As a recovering history major with a five-year college reunion on the immediate horizon, I’ve come a long way from what my 22-year-old self obsessed over during his inaugural job search. Back then, it seemed like a daily occurrence that I would come across a job description that seemed to be a perfect fit until I got down to the requirements section - "BA in Business, Finance, Accounting, or Economics required." After running into this time and time again, I was beginning to get pretty discouraged (and dramatic) - would I rue the day that I registered for Art & Archaeology of Ancient Greece instead of Financial Accounting 201? Had I relegated my future to a life of dusty books, cat sweaters, and daytime TV? (I told you I could be dramatic). Obviously the answer was a resounding "NO," but at the time I was convinced that I was only as valuable in the marketplace as my resume and how many traditional "hard" skills I could dot it with.
Fast-forward five years, and my thinking couldn't be more different - fortunately, the talent market is also undergoing a similar awakening. From my experience, the skills that have gotten me the farthest in my own career would never be found at the bottom of a traditional resume - which are honestly becoming more and more commoditized by technology (i.e., Excel wizardry, financial modeling, statistical analysis, etc.). I've come to realize that in the business world, success now hinges much more on the intangibles than ever before - authenticity, confidence, empathy, charisma, emergent leadership, and a keen sense for how people are motivated and influenced. Of course this isn't a blanket statement, but on the whole I've started to see the aforementioned attributes contribute much more to my performance and that of my peers rather than our respective laundry lists of "skills." That said, subject-matter expertise is certainly a perfectly noble, and viable route - after alI I would still want my Doctor, Accountant, Financial Planner, or Lawyer to have certain letters after their names - but that route isn’t for everyone nor the only option in today's job market.
So how does this fit into what I've found at AlphaSights and what we look for on the whole? First and foremost, the most valuable asset we have is our human capital - sounds pretty basic, but it's actually a remarkably unique thing. We realize that at the end of the day, a company hires the person and not the resume, especially when the metrics for today’s success can’t be precisely quantified by yesterday’s CV screen. As a result, we’re much more focused on the "why" not the "what", the innate traits and motivations not the codified hard skills, and how you'll help us build a better ship not just a bigger one.
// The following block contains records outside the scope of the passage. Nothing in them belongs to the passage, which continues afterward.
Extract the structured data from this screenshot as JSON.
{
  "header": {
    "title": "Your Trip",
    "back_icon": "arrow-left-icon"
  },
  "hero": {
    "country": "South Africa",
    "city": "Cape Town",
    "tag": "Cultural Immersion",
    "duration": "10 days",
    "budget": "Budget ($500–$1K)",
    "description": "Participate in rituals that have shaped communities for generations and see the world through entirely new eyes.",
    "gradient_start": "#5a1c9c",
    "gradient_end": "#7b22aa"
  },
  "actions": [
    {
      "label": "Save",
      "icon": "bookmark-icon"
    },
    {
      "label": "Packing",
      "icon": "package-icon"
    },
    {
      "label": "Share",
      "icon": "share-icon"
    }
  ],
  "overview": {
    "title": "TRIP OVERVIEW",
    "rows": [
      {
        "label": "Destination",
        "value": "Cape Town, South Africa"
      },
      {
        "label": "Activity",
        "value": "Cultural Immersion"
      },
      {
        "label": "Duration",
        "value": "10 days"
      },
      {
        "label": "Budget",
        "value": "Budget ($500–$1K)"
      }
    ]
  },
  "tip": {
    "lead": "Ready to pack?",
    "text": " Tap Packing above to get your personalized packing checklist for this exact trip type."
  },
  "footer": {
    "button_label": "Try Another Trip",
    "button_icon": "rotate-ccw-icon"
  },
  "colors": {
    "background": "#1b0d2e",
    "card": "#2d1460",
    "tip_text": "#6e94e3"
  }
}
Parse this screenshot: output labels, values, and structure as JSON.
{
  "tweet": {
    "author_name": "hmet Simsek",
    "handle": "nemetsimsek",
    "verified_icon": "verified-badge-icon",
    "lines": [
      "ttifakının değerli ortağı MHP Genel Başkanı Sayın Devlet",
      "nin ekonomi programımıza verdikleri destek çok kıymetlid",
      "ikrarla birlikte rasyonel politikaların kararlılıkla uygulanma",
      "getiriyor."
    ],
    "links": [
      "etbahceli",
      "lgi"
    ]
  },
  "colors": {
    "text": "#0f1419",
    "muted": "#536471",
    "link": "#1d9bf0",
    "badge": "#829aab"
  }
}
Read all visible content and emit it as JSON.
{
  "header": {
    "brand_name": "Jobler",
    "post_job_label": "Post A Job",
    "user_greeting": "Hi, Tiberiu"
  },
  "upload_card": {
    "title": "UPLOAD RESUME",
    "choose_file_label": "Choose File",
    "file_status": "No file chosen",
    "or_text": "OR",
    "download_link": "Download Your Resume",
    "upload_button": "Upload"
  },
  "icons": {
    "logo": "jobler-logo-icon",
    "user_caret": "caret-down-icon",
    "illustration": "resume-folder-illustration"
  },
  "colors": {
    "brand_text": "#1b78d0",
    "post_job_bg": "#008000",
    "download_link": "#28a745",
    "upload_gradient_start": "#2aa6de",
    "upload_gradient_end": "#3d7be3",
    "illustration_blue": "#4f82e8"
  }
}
As for my 22-year-old self who was petrified that his history major doomed him for life, he can rest assured that I didn’t end up with any cat sweaters or old copies of Is Your Mama a Llama - on the daytime TV, I can't say I don't love a good episode of Jerry Springer or SVU marathon, but who doesn't?